** Opening Dataset records block **

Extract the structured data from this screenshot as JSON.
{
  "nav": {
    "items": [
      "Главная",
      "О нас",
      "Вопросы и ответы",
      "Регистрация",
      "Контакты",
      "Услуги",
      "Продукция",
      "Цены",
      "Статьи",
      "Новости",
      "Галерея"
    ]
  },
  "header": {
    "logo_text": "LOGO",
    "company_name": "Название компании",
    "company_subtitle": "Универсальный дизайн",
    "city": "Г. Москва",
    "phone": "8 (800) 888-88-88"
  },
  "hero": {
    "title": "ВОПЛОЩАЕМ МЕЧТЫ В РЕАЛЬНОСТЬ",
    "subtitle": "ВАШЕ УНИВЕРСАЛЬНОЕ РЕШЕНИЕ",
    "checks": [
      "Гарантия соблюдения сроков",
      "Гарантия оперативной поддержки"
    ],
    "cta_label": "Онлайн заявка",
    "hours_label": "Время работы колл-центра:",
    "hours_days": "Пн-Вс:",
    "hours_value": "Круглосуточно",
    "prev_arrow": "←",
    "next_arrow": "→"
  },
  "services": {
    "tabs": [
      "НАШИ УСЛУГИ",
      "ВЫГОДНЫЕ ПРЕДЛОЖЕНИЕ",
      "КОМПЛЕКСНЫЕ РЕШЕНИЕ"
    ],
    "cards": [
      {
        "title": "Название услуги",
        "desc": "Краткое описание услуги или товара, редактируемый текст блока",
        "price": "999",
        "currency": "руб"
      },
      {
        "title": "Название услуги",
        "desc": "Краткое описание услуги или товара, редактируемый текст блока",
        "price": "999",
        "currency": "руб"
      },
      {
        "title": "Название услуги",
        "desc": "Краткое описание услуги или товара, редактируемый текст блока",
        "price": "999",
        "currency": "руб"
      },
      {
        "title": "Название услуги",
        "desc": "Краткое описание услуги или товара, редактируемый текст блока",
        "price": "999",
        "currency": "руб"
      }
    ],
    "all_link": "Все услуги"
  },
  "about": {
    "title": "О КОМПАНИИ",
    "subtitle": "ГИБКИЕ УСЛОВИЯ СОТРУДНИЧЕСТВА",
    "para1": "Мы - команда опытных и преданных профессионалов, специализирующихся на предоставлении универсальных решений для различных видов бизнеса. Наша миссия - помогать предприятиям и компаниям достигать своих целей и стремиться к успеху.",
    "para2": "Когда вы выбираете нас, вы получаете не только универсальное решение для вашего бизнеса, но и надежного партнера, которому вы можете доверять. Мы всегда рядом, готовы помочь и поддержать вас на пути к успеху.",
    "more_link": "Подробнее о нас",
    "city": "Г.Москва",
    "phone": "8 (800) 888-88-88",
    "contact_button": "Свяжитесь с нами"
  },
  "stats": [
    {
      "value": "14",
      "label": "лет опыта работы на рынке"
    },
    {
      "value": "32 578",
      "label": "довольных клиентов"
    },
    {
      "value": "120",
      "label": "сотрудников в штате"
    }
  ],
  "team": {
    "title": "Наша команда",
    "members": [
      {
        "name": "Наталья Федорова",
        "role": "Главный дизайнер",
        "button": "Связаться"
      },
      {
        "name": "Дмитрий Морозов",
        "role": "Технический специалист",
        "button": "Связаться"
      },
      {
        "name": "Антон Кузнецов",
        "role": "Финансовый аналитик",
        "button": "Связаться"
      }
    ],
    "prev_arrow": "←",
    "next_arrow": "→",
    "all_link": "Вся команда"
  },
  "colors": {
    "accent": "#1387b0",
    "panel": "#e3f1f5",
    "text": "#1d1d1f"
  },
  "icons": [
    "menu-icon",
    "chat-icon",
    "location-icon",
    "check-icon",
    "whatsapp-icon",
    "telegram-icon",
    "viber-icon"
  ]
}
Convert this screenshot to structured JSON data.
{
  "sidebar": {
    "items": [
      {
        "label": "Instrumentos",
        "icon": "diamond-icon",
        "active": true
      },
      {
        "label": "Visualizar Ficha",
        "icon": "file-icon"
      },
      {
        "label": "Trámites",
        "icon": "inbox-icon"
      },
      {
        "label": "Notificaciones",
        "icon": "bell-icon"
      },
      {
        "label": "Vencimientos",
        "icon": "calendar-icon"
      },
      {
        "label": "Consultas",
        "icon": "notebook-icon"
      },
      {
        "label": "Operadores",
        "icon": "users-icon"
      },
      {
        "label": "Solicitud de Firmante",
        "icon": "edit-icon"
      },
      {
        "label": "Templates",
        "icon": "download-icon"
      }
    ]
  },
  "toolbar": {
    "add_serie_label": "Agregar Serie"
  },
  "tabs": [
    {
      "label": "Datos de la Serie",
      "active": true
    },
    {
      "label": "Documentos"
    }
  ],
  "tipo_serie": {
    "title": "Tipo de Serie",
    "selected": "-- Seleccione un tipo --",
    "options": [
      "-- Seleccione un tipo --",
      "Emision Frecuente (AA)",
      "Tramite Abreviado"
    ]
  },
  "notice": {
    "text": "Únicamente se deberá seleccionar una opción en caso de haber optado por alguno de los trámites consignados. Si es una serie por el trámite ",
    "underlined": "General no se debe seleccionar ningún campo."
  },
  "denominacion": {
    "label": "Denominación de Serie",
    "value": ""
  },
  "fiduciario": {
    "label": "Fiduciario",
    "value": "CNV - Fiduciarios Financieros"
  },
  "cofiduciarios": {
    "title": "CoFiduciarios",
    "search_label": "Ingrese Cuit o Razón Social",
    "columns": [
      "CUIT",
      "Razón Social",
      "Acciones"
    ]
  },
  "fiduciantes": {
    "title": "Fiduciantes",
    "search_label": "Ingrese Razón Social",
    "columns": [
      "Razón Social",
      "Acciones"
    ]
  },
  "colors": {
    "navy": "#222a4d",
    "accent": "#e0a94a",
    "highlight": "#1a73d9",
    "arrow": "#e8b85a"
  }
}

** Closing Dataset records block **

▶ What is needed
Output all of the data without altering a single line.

▶ Problem solution
Extract the structured data from this screenshot as JSON.
{
  "nav": {
    "items": [
      "Главная",
      "О нас",
      "Вопросы и ответы",
      "Регистрация",
      "Контакты",
      "Услуги",
      "Продукция",
      "Цены",
      "Статьи",
      "Новости",
      "Галерея"
    ]
  },
  "header": {
    "logo_text": "LOGO",
    "company_name": "Название компании",
    "company_subtitle": "Универсальный дизайн",
    "city": "Г. Москва",
    "phone": "8 (800) 888-88-88"
  },
  "hero": {
    "title": "ВОПЛОЩАЕМ МЕЧТЫ В РЕАЛЬНОСТЬ",
    "subtitle": "ВАШЕ УНИВЕРСАЛЬНОЕ РЕШЕНИЕ",
    "checks": [
      "Гарантия соблюдения сроков",
      "Гарантия оперативной поддержки"
    ],
    "cta_label": "Онлайн заявка",
    "hours_label": "Время работы колл-центра:",
    "hours_days": "Пн-Вс:",
    "hours_value": "Круглосуточно",
    "prev_arrow": "←",
    "next_arrow": "→"
  },
  "services": {
    "tabs": [
      "НАШИ УСЛУГИ",
      "ВЫГОДНЫЕ ПРЕДЛОЖЕНИЕ",
      "КОМПЛЕКСНЫЕ РЕШЕНИЕ"
    ],
    "cards": [
      {
        "title": "Название услуги",
        "desc": "Краткое описание услуги или товара, редактируемый текст блока",
        "price": "999",
        "currency": "руб"
      },
      {
        "title": "Название услуги",
        "desc": "Краткое описание услуги или товара, редактируемый текст блока",
        "price": "999",
        "currency": "руб"
      },
      {
        "title": "Название услуги",
        "desc": "Краткое описание услуги или товара, редактируемый текст блока",
        "price": "999",
        "currency": "руб"
      },
      {
        "title": "Название услуги",
        "desc": "Краткое описание услуги или товара, редактируемый текст блока",
        "price": "999",
        "currency": "руб"
      }
    ],
    "all_link": "Все услуги"
  },
  "about": {
    "title": "О КОМПАНИИ",
    "subtitle": "ГИБКИЕ УСЛОВИЯ СОТРУДНИЧЕСТВА",
    "para1": "Мы - команда опытных и преданных профессионалов, специализирующихся на предоставлении универсальных решений для различных видов бизнеса. Наша миссия - помогать предприятиям и компаниям достигать своих целей и стремиться к успеху.",
    "para2": "Когда вы выбираете нас, вы получаете не только универсальное решение для вашего бизнеса, но и надежного партнера, которому вы можете доверять. Мы всегда рядом, готовы помочь и поддержать вас на пути к успеху.",
    "more_link": "Подробнее о нас",
    "city": "Г.Москва",
    "phone": "8 (800) 888-88-88",
    "contact_button": "Свяжитесь с нами"
  },
  "stats": [
    {
      "value": "14",
      "label": "лет опыта работы на рынке"
    },
    {
      "value": "32 578",
      "label": "довольных клиентов"
    },
    {
      "value": "120",
      "label": "сотрудников в штате"
    }
  ],
  "team": {
    "title": "Наша команда",
    "members": [
      {
        "name": "Наталья Федорова",
        "role": "Главный дизайнер",
        "button": "Связаться"
      },
      {
        "name": "Дмитрий Морозов",
        "role": "Технический специалист",
        "button": "Связаться"
      },
      {
        "name": "Антон Кузнецов",
        "role": "Финансовый аналитик",
        "button": "Связаться"
      }
    ],
    "prev_arrow": "←",
    "next_arrow": "→",
    "all_link": "Вся команда"
  },
  "colors": {
    "accent": "#1387b0",
    "panel": "#e3f1f5",
    "text": "#1d1d1f"
  },
  "icons": [
    "menu-icon",
    "chat-icon",
    "location-icon",
    "check-icon",
    "whatsapp-icon",
    "telegram-icon",
    "viber-icon"
  ]
}
Convert this screenshot to structured JSON data.
{
  "sidebar": {
    "items": [
      {
        "label": "Instrumentos",
        "icon": "diamond-icon",
        "active": true
      },
      {
        "label": "Visualizar Ficha",
        "icon": "file-icon"
      },
      {
        "label": "Trámites",
        "icon": "inbox-icon"
      },
      {
        "label": "Notificaciones",
        "icon": "bell-icon"
      },
      {
        "label": "Vencimientos",
        "icon": "calendar-icon"
      },
      {
        "label": "Consultas",
        "icon": "notebook-icon"
      },
      {
        "label": "Operadores",
        "icon": "users-icon"
      },
      {
        "label": "Solicitud de Firmante",
        "icon": "edit-icon"
      },
      {
        "label": "Templates",
        "icon": "download-icon"
      }
    ]
  },
  "toolbar": {
    "add_serie_label": "Agregar Serie"
  },
  "tabs": [
    {
      "label": "Datos de la Serie",
      "active": true
    },
    {
      "label": "Documentos"
    }
  ],
  "tipo_serie": {
    "title": "Tipo de Serie",
    "selected": "-- Seleccione un tipo --",
    "options": [
      "-- Seleccione un tipo --",
      "Emision Frecuente (AA)",
      "Tramite Abreviado"
    ]
  },
  "notice": {
    "text": "Únicamente se deberá seleccionar una opción en caso de haber optado por alguno de los trámites consignados. Si es una serie por el trámite ",
    "underlined": "General no se debe seleccionar ningún campo."
  },
  "denominacion": {
    "label": "Denominación de Serie",
    "value": ""
  },
  "fiduciario": {
    "label": "Fiduciario",
    "value": "CNV - Fiduciarios Financieros"
  },
  "cofiduciarios": {
    "title": "CoFiduciarios",
    "search_label": "Ingrese Cuit o Razón Social",
    "columns": [
      "CUIT",
      "Razón Social",
      "Acciones"
    ]
  },
  "fiduciantes": {
    "title": "Fiduciantes",
    "search_label": "Ingrese Razón Social",
    "columns": [
      "Razón Social",
      "Acciones"
    ]
  },
  "colors": {
    "navy": "#222a4d",
    "accent": "#e0a94a",
    "highlight": "#1a73d9",
    "arrow": "#e8b85a"
  }
}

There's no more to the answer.